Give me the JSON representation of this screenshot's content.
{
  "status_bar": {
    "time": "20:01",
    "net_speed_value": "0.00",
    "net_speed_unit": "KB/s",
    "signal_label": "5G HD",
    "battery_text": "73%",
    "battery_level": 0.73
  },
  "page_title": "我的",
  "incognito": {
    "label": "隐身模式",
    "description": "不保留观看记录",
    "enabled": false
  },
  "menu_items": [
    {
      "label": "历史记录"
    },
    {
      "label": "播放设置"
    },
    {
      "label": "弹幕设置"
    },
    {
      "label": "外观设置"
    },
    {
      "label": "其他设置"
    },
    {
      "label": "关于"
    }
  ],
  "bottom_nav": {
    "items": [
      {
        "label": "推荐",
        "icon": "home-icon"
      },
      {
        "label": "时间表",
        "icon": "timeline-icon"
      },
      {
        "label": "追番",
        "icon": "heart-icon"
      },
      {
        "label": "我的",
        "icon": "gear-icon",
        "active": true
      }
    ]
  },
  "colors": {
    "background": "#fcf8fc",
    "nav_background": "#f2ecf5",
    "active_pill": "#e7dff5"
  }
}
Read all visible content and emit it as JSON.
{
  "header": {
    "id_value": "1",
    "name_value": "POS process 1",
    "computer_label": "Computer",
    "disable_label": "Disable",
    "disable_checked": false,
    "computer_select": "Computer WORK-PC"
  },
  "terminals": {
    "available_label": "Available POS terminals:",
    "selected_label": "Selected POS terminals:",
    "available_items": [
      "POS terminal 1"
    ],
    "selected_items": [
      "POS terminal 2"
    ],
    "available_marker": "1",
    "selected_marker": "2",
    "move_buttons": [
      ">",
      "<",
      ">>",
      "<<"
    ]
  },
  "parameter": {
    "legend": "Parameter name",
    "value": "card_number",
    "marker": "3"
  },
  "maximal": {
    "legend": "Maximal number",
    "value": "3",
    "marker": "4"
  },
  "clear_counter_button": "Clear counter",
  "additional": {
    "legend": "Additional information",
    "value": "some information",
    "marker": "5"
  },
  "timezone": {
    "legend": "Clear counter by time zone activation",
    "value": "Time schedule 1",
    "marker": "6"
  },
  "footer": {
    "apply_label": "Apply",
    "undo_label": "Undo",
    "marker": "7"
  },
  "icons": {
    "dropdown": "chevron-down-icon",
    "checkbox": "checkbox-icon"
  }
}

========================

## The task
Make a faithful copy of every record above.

## Your solution
Give me the JSON representation of this screenshot's content.
{
  "status_bar": {
    "time": "20:01",
    "net_speed_value": "0.00",
    "net_speed_unit": "KB/s",
    "signal_label": "5G HD",
    "battery_text": "73%",
    "battery_level": 0.73
  },
  "page_title": "我的",
  "incognito": {
    "label": "隐身模式",
    "description": "不保留观看记录",
    "enabled": false
  },
  "menu_items": [
    {
      "label": "历史记录"
    },
    {
      "label": "播放设置"
    },
    {
      "label": "弹幕设置"
    },
    {
      "label": "外观设置"
    },
    {
      "label": "其他设置"
    },
    {
      "label": "关于"
    }
  ],
  "bottom_nav": {
    "items": [
      {
        "label": "推荐",
        "icon": "home-icon"
      },
      {
        "label": "时间表",
        "icon": "timeline-icon"
      },
      {
        "label": "追番",
        "icon": "heart-icon"
      },
      {
        "label": "我的",
        "icon": "gear-icon",
        "active": true
      }
    ]
  },
  "colors": {
    "background": "#fcf8fc",
    "nav_background": "#f2ecf5",
    "active_pill": "#e7dff5"
  }
}
Read all visible content and emit it as JSON.
{
  "header": {
    "id_value": "1",
    "name_value": "POS process 1",
    "computer_label": "Computer",
    "disable_label": "Disable",
    "disable_checked": false,
    "computer_select": "Computer WORK-PC"
  },
  "terminals": {
    "available_label": "Available POS terminals:",
    "selected_label": "Selected POS terminals:",
    "available_items": [
      "POS terminal 1"
    ],
    "selected_items": [
      "POS terminal 2"
    ],
    "available_marker": "1",
    "selected_marker": "2",
    "move_buttons": [
      ">",
      "<",
      ">>",
      "<<"
    ]
  },
  "parameter": {
    "legend": "Parameter name",
    "value": "card_number",
    "marker": "3"
  },
  "maximal": {
    "legend": "Maximal number",
    "value": "3",
    "marker": "4"
  },
  "clear_counter_button": "Clear counter",
  "additional": {
    "legend": "Additional information",
    "value": "some information",
    "marker": "5"
  },
  "timezone": {
    "legend": "Clear counter by time zone activation",
    "value": "Time schedule 1",
    "marker": "6"
  },
  "footer": {
    "apply_label": "Apply",
    "undo_label": "Undo",
    "marker": "7"
  },
  "icons": {
    "dropdown": "chevron-down-icon",
    "checkbox": "checkbox-icon"
  }
}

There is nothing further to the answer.